→ **Records provided**:
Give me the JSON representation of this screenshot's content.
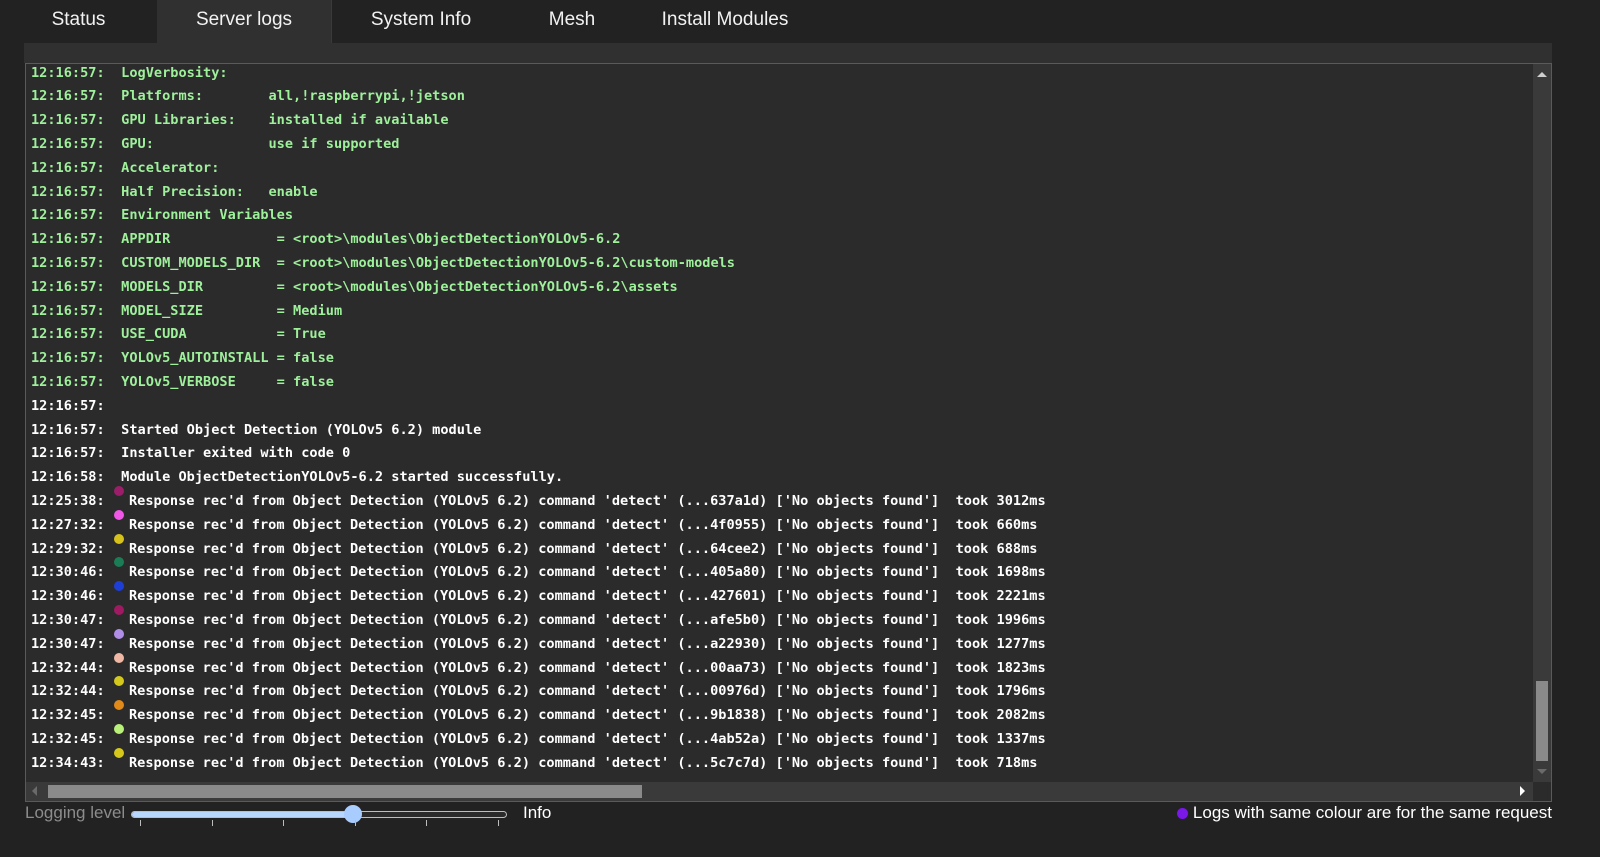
{
  "tabs": [
    {
      "label": "Status",
      "active": false
    },
    {
      "label": "Server logs",
      "active": true
    },
    {
      "label": "System Info",
      "active": false
    },
    {
      "label": "Mesh",
      "active": false
    },
    {
      "label": "Install Modules",
      "active": false
    }
  ],
  "log": [
    {
      "time": "12:16:57:",
      "text": " LogVerbosity:",
      "color": "green"
    },
    {
      "time": "12:16:57:",
      "text": " Platforms:        all,!raspberrypi,!jetson",
      "color": "green"
    },
    {
      "time": "12:16:57:",
      "text": " GPU Libraries:    installed if available",
      "color": "green"
    },
    {
      "time": "12:16:57:",
      "text": " GPU:              use if supported",
      "color": "green"
    },
    {
      "time": "12:16:57:",
      "text": " Accelerator:",
      "color": "green"
    },
    {
      "time": "12:16:57:",
      "text": " Half Precision:   enable",
      "color": "green"
    },
    {
      "time": "12:16:57:",
      "text": " Environment Variables",
      "color": "green"
    },
    {
      "time": "12:16:57:",
      "text": " APPDIR             = <root>\\modules\\ObjectDetectionYOLOv5-6.2",
      "color": "green"
    },
    {
      "time": "12:16:57:",
      "text": " CUSTOM_MODELS_DIR  = <root>\\modules\\ObjectDetectionYOLOv5-6.2\\custom-models",
      "color": "green"
    },
    {
      "time": "12:16:57:",
      "text": " MODELS_DIR         = <root>\\modules\\ObjectDetectionYOLOv5-6.2\\assets",
      "color": "green"
    },
    {
      "time": "12:16:57:",
      "text": " MODEL_SIZE         = Medium",
      "color": "green"
    },
    {
      "time": "12:16:57:",
      "text": " USE_CUDA           = True",
      "color": "green"
    },
    {
      "time": "12:16:57:",
      "text": " YOLOv5_AUTOINSTALL = false",
      "color": "green"
    },
    {
      "time": "12:16:57:",
      "text": " YOLOv5_VERBOSE     = false",
      "color": "green"
    },
    {
      "time": "12:16:57:",
      "text": "",
      "color": "white"
    },
    {
      "time": "12:16:57:",
      "text": " Started Object Detection (YOLOv5 6.2) module",
      "color": "white"
    },
    {
      "time": "12:16:57:",
      "text": " Installer exited with code 0",
      "color": "white"
    },
    {
      "time": "12:16:58:",
      "text": " Module ObjectDetectionYOLOv5-6.2 started successfully.",
      "color": "white"
    },
    {
      "time": "12:25:38:",
      "dot": "#9c1e6a",
      "text": "Response rec'd from Object Detection (YOLOv5 6.2) command 'detect' (...637a1d) ['No objects found']  took 3012ms",
      "color": "white"
    },
    {
      "time": "12:27:32:",
      "dot": "#f057e6",
      "text": "Response rec'd from Object Detection (YOLOv5 6.2) command 'detect' (...4f0955) ['No objects found']  took 660ms",
      "color": "white"
    },
    {
      "time": "12:29:32:",
      "dot": "#d6c21a",
      "text": "Response rec'd from Object Detection (YOLOv5 6.2) command 'detect' (...64cee2) ['No objects found']  took 688ms",
      "color": "white"
    },
    {
      "time": "12:30:46:",
      "dot": "#1b7d55",
      "text": "Response rec'd from Object Detection (YOLOv5 6.2) command 'detect' (...405a80) ['No objects found']  took 1698ms",
      "color": "white"
    },
    {
      "time": "12:30:46:",
      "dot": "#1e3fd6",
      "text": "Response rec'd from Object Detection (YOLOv5 6.2) command 'detect' (...427601) ['No objects found']  took 2221ms",
      "color": "white"
    },
    {
      "time": "12:30:47:",
      "dot": "#a01a62",
      "text": "Response rec'd from Object Detection (YOLOv5 6.2) command 'detect' (...afe5b0) ['No objects found']  took 1996ms",
      "color": "white"
    },
    {
      "time": "12:30:47:",
      "dot": "#b08ee8",
      "text": "Response rec'd from Object Detection (YOLOv5 6.2) command 'detect' (...a22930) ['No objects found']  took 1277ms",
      "color": "white"
    },
    {
      "time": "12:32:44:",
      "dot": "#f0b8a4",
      "text": "Response rec'd from Object Detection (YOLOv5 6.2) command 'detect' (...00aa73) ['No objects found']  took 1823ms",
      "color": "white"
    },
    {
      "time": "12:32:44:",
      "dot": "#d4c81c",
      "text": "Response rec'd from Object Detection (YOLOv5 6.2) command 'detect' (...00976d) ['No objects found']  took 1796ms",
      "color": "white"
    },
    {
      "time": "12:32:45:",
      "dot": "#e08a1a",
      "text": "Response rec'd from Object Detection (YOLOv5 6.2) command 'detect' (...9b1838) ['No objects found']  took 2082ms",
      "color": "white"
    },
    {
      "time": "12:32:45:",
      "dot": "#b8f07a",
      "text": "Response rec'd from Object Detection (YOLOv5 6.2) command 'detect' (...4ab52a) ['No objects found']  took 1337ms",
      "color": "white"
    },
    {
      "time": "12:34:43:",
      "dot": "#d6c81a",
      "text": "Response rec'd from Object Detection (YOLOv5 6.2) command 'detect' (...5c7c7d) ['No objects found']  took 718ms",
      "color": "white"
    }
  ],
  "footer": {
    "logging_label": "Logging level",
    "level_value": "Info",
    "slider_fraction": 0.59,
    "slider_ticks": 6,
    "legend_text": "Logs with same colour are for the same request",
    "legend_dot_color": "#7a18e8"
  },
  "colors": {
    "green_text": "#9ef09b",
    "white_text": "#ffffff",
    "background": "#222222"
  }
}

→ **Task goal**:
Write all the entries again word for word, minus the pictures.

→ **Result of the exercise**:
Give me the JSON representation of this screenshot's content.
{
  "tabs": [
    {
      "label": "Status",
      "active": false
    },
    {
      "label": "Server logs",
      "active": true
    },
    {
      "label": "System Info",
      "active": false
    },
    {
      "label": "Mesh",
      "active": false
    },
    {
      "label": "Install Modules",
      "active": false
    }
  ],
  "log": [
    {
      "time": "12:16:57:",
      "text": " LogVerbosity:",
      "color": "green"
    },
    {
      "time": "12:16:57:",
      "text": " Platforms:        all,!raspberrypi,!jetson",
      "color": "green"
    },
    {
      "time": "12:16:57:",
      "text": " GPU Libraries:    installed if available",
      "color": "green"
    },
    {
      "time": "12:16:57:",
      "text": " GPU:              use if supported",
      "color": "green"
    },
    {
      "time": "12:16:57:",
      "text": " Accelerator:",
      "color": "green"
    },
    {
      "time": "12:16:57:",
      "text": " Half Precision:   enable",
      "color": "green"
    },
    {
      "time": "12:16:57:",
      "text": " Environment Variables",
      "color": "green"
    },
    {
      "time": "12:16:57:",
      "text": " APPDIR             = <root>\\modules\\ObjectDetectionYOLOv5-6.2",
      "color": "green"
    },
    {
      "time": "12:16:57:",
      "text": " CUSTOM_MODELS_DIR  = <root>\\modules\\ObjectDetectionYOLOv5-6.2\\custom-models",
      "color": "green"
    },
    {
      "time": "12:16:57:",
      "text": " MODELS_DIR         = <root>\\modules\\ObjectDetectionYOLOv5-6.2\\assets",
      "color": "green"
    },
    {
      "time": "12:16:57:",
      "text": " MODEL_SIZE         = Medium",
      "color": "green"
    },
    {
      "time": "12:16:57:",
      "text": " USE_CUDA           = True",
      "color": "green"
    },
    {
      "time": "12:16:57:",
      "text": " YOLOv5_AUTOINSTALL = false",
      "color": "green"
    },
    {
      "time": "12:16:57:",
      "text": " YOLOv5_VERBOSE     = false",
      "color": "green"
    },
    {
      "time": "12:16:57:",
      "text": "",
      "color": "white"
    },
    {
      "time": "12:16:57:",
      "text": " Started Object Detection (YOLOv5 6.2) module",
      "color": "white"
    },
    {
      "time": "12:16:57:",
      "text": " Installer exited with code 0",
      "color": "white"
    },
    {
      "time": "12:16:58:",
      "text": " Module ObjectDetectionYOLOv5-6.2 started successfully.",
      "color": "white"
    },
    {
      "time": "12:25:38:",
      "dot": "#9c1e6a",
      "text": "Response rec'd from Object Detection (YOLOv5 6.2) command 'detect' (...637a1d) ['No objects found']  took 3012ms",
      "color": "white"
    },
    {
      "time": "12:27:32:",
      "dot": "#f057e6",
      "text": "Response rec'd from Object Detection (YOLOv5 6.2) command 'detect' (...4f0955) ['No objects found']  took 660ms",
      "color": "white"
    },
    {
      "time": "12:29:32:",
      "dot": "#d6c21a",
      "text": "Response rec'd from Object Detection (YOLOv5 6.2) command 'detect' (...64cee2) ['No objects found']  took 688ms",
      "color": "white"
    },
    {
      "time": "12:30:46:",
      "dot": "#1b7d55",
      "text": "Response rec'd from Object Detection (YOLOv5 6.2) command 'detect' (...405a80) ['No objects found']  took 1698ms",
      "color": "white"
    },
    {
      "time": "12:30:46:",
      "dot": "#1e3fd6",
      "text": "Response rec'd from Object Detection (YOLOv5 6.2) command 'detect' (...427601) ['No objects found']  took 2221ms",
      "color": "white"
    },
    {
      "time": "12:30:47:",
      "dot": "#a01a62",
      "text": "Response rec'd from Object Detection (YOLOv5 6.2) command 'detect' (...afe5b0) ['No objects found']  took 1996ms",
      "color": "white"
    },
    {
      "time": "12:30:47:",
      "dot": "#b08ee8",
      "text": "Response rec'd from Object Detection (YOLOv5 6.2) command 'detect' (...a22930) ['No objects found']  took 1277ms",
      "color": "white"
    },
    {
      "time": "12:32:44:",
      "dot": "#f0b8a4",
      "text": "Response rec'd from Object Detection (YOLOv5 6.2) command 'detect' (...00aa73) ['No objects found']  took 1823ms",
      "color": "white"
    },
    {
      "time": "12:32:44:",
      "dot": "#d4c81c",
      "text": "Response rec'd from Object Detection (YOLOv5 6.2) command 'detect' (...00976d) ['No objects found']  took 1796ms",
      "color": "white"
    },
    {
      "time": "12:32:45:",
      "dot": "#e08a1a",
      "text": "Response rec'd from Object Detection (YOLOv5 6.2) command 'detect' (...9b1838) ['No objects found']  took 2082ms",
      "color": "white"
    },
    {
      "time": "12:32:45:",
      "dot": "#b8f07a",
      "text": "Response rec'd from Object Detection (YOLOv5 6.2) command 'detect' (...4ab52a) ['No objects found']  took 1337ms",
      "color": "white"
    },
    {
      "time": "12:34:43:",
      "dot": "#d6c81a",
      "text": "Response rec'd from Object Detection (YOLOv5 6.2) command 'detect' (...5c7c7d) ['No objects found']  took 718ms",
      "color": "white"
    }
  ],
  "footer": {
    "logging_label": "Logging level",
    "level_value": "Info",
    "slider_fraction": 0.59,
    "slider_ticks": 6,
    "legend_text": "Logs with same colour are for the same request",
    "legend_dot_color": "#7a18e8"
  },
  "colors": {
    "green_text": "#9ef09b",
    "white_text": "#ffffff",
    "background": "#222222"
  }
}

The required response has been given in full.